## Try it:
Take each line of the records below that contains the string "true" and copy it.

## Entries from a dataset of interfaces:
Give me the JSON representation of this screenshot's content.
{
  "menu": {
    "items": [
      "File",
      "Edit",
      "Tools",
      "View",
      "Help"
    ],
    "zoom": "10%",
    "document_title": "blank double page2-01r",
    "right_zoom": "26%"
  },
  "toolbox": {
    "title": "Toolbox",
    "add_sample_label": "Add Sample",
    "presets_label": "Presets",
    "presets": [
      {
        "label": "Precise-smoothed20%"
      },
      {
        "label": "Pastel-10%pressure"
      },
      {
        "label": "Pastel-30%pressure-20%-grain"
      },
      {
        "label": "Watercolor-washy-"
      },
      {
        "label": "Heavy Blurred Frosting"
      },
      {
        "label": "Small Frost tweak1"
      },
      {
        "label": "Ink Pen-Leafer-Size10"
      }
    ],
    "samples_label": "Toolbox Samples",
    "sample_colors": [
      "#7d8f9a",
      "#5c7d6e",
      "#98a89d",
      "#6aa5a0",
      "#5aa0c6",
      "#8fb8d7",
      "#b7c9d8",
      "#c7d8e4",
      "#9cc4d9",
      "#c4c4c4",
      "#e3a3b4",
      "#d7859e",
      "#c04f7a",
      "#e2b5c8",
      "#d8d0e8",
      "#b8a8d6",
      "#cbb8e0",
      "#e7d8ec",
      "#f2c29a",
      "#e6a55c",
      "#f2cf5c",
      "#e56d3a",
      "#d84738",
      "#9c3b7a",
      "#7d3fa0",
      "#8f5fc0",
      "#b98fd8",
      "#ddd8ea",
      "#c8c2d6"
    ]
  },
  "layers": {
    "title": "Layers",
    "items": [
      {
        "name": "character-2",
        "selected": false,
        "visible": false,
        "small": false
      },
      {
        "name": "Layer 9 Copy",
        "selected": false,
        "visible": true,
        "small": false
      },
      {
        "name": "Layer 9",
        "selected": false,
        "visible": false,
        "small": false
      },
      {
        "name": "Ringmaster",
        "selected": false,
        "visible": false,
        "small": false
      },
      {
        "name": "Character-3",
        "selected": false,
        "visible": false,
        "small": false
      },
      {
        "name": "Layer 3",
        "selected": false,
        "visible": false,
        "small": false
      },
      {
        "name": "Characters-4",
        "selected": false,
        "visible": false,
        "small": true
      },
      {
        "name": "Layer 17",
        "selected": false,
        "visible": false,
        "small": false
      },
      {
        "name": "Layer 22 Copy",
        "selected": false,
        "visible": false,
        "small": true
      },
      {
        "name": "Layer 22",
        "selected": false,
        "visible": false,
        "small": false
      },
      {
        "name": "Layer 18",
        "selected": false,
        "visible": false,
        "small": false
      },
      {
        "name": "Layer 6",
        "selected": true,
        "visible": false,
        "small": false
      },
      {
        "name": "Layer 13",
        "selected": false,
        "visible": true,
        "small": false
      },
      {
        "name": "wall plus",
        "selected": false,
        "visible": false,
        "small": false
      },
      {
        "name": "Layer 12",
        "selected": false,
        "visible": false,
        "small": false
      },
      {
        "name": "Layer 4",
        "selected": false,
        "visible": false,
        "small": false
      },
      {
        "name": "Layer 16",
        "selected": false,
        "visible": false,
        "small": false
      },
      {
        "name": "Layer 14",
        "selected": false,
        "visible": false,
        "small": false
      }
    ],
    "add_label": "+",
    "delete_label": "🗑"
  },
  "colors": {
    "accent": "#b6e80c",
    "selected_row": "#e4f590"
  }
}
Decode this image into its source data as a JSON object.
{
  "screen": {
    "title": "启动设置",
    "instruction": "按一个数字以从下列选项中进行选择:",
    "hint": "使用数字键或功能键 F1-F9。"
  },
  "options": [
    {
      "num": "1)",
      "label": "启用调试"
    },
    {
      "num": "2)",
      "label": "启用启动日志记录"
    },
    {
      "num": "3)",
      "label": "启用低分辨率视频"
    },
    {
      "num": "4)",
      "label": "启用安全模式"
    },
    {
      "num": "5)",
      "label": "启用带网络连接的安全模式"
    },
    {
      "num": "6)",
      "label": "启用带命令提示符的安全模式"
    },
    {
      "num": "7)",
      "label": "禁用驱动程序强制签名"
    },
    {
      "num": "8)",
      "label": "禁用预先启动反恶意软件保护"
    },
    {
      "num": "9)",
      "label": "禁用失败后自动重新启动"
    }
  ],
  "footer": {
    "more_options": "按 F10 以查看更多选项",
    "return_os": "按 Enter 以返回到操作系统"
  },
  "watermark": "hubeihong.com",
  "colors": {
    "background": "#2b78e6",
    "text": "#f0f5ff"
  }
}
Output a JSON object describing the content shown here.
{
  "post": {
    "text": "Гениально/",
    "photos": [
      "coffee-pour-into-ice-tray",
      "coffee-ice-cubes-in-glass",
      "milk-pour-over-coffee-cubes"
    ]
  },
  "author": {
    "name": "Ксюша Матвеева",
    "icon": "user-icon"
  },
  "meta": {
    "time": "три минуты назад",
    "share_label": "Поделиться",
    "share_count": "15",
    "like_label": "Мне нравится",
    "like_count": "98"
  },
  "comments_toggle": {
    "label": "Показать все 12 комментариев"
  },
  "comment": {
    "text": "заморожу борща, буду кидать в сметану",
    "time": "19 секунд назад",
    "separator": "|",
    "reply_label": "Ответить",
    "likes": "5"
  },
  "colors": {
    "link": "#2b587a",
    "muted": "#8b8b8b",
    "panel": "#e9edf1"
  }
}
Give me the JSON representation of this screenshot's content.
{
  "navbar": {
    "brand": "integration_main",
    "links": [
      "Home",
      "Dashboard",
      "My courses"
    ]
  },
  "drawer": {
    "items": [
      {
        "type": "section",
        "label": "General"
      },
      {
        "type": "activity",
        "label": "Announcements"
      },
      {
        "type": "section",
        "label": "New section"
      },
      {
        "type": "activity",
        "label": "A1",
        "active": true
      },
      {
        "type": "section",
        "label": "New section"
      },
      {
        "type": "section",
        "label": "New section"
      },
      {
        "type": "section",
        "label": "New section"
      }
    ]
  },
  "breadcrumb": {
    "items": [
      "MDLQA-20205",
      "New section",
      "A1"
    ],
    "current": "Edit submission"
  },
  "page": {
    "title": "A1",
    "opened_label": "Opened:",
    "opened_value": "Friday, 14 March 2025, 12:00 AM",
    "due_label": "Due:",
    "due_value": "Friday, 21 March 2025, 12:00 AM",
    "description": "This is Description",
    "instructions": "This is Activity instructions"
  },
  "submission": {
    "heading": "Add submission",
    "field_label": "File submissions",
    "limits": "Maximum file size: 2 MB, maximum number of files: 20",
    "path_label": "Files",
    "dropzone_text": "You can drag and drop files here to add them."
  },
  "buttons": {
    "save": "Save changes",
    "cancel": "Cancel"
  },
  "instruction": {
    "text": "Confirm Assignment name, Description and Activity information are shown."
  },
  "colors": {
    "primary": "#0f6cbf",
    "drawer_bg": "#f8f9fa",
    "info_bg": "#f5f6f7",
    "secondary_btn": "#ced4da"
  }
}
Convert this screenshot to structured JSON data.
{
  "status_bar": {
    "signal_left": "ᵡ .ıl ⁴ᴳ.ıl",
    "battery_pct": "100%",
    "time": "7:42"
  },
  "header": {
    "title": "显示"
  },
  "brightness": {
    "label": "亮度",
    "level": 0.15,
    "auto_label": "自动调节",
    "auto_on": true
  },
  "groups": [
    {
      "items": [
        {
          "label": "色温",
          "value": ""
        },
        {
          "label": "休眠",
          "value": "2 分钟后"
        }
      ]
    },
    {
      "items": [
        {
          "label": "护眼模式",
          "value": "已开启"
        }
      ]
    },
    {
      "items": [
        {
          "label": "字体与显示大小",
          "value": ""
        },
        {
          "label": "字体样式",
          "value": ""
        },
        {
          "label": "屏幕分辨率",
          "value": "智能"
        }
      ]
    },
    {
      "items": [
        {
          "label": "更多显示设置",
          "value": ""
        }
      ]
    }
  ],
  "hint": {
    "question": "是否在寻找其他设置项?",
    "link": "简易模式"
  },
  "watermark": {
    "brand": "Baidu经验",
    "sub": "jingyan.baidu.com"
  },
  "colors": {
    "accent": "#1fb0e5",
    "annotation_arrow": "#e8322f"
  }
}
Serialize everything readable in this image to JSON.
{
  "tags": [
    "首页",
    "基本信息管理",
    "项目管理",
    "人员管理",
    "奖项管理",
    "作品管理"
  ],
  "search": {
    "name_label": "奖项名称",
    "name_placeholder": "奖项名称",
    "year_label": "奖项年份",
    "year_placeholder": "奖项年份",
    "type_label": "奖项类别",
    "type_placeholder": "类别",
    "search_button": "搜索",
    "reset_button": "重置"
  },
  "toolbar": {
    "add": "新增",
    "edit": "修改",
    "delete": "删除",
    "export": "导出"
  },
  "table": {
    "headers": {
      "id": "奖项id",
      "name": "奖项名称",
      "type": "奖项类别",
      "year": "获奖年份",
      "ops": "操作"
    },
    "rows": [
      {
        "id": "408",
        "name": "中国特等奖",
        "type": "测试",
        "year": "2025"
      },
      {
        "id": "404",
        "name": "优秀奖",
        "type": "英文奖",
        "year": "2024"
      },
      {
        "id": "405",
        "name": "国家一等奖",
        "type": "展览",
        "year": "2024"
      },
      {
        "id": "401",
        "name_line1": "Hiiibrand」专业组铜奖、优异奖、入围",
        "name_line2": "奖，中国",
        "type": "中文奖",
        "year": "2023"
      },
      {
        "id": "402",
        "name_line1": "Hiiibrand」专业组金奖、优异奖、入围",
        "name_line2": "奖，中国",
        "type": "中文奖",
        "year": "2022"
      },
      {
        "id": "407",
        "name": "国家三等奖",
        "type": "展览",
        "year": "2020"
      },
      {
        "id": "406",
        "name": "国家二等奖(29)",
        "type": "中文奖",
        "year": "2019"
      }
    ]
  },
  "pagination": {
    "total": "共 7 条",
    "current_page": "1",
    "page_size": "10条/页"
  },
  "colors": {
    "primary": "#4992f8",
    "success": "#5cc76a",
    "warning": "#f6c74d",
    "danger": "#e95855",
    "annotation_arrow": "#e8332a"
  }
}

## Answer for this exercise:
        "visible": true,
        "small": true
        "small": true
        "selected": true,
        "visible": true,
        "active": true
    "auto_on": true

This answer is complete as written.